I like the FtF model as it gives us the choice of building a simple wargaming kit, or an opportunity to super-detail the model, such as by replacing the suspension with that from a 1/72 scale Hasegawa, Dragon, or Revell Sd.Kfz 251 model kit.


Below is a page from the accompanying booklet for the First To Fight Kit 43, Sd.Kfz 251/4 kit, but not with my other FtF Sd.Kfz 251 kits. In Polish the booklet gives vehicle history and information on the kit assembly. Considering the worldwide sales of these model kits, accompanying translation in several other languages would be nice.

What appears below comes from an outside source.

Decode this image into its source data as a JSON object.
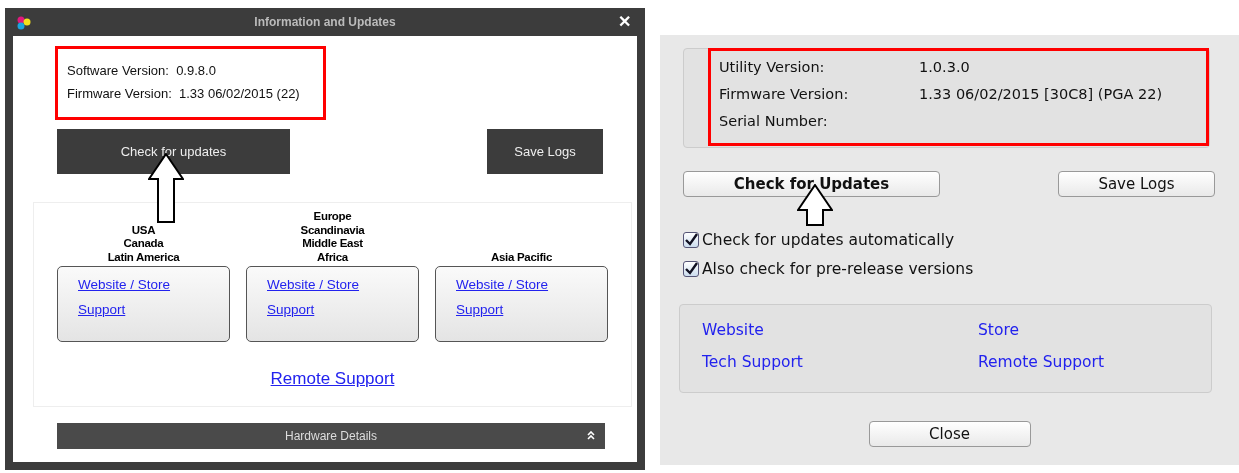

For a possible reference, below are some photos of an Sd.Kfz 251/1 Ausf. B conversion I produced years ago using the forward hull parts from the Fujimi Sd.Kfz 251 kit and the rear hull parts and suspension of the ESCI Sd.Kfz 251 Ausf, C kit. I produced this when there were no resin or plastic kits of the Sd.Kfz 251 Ausf. A or Ausf. B that I knew of. The Fujimi model is 1/76-scale in length but approximately 1/72 scale in width so mating it with the 1/72-scale ESCI model is possible. The Fujimi nose is short for 1/72 so it is not a perfect conversion project.

The raw unpainted conversion above, and a mostly-completed gray-primer painted kit below. This is a good view of the corrected passenger bench seats: simple bench seats with gear stowed underneath, and a narrow shelf above the seat for the infantry packs which served as a backrest. In the photo below we can see the single rifles bracketed to the upper side walls. The rear compartment, suspension and long mudguards are from a ESCI Sd.Kfz 251 Ausf. C kit.

Note no visors on the hull side indicating this to be an Ausf, B, and the scratchbuilt handtools. References for the Sd.Kfz 251/1 Ausf. A and B are not as plentiful as for later variants so please forgive any minor inaccuracies.

The completed conversion and rebuild of the Fujimi model.

[1] Panzer Tracts No.15-2: mittlerer Schuetzenpanzerwagen Ausf. A to C, 1939 to 1942, by Thomas Jentz & Hilary Doyle. This is a companion book to Panzer Tracts No. 15-3, and both books expand on and have replaced Panzer Tracts No. 15.
[2] Schutenpanzerwagen, War Horse of the Panzer Grenadiers, by Horst Scheibert (1992), Schiffer Military History. An inexpensive softcover with period photos and coverage of the Sd.Kfz 251 and its smaller cousin the Sd.Kfz. 250.
[3] wikipedia
[4] wikipedia
[5] panzerworld.com
[6] The (HANOMAG) Sd. Kfz. 251 website, by Piet van Hees (formerly located at http://www.geocities.com/MotorCity/Pit/3515/251/index.htm). This excellent website is dedicated to the Sd.Kfz. 251 halftrack. [According to Jentz & Doyle, 'Hanomag' was never an official or slang term for the 251, but apparently is a post war term based on one of the many manufacturers of this vehicle.]

Back to Articles Page Back to Home Page

Article Last Updated: 08 December 2018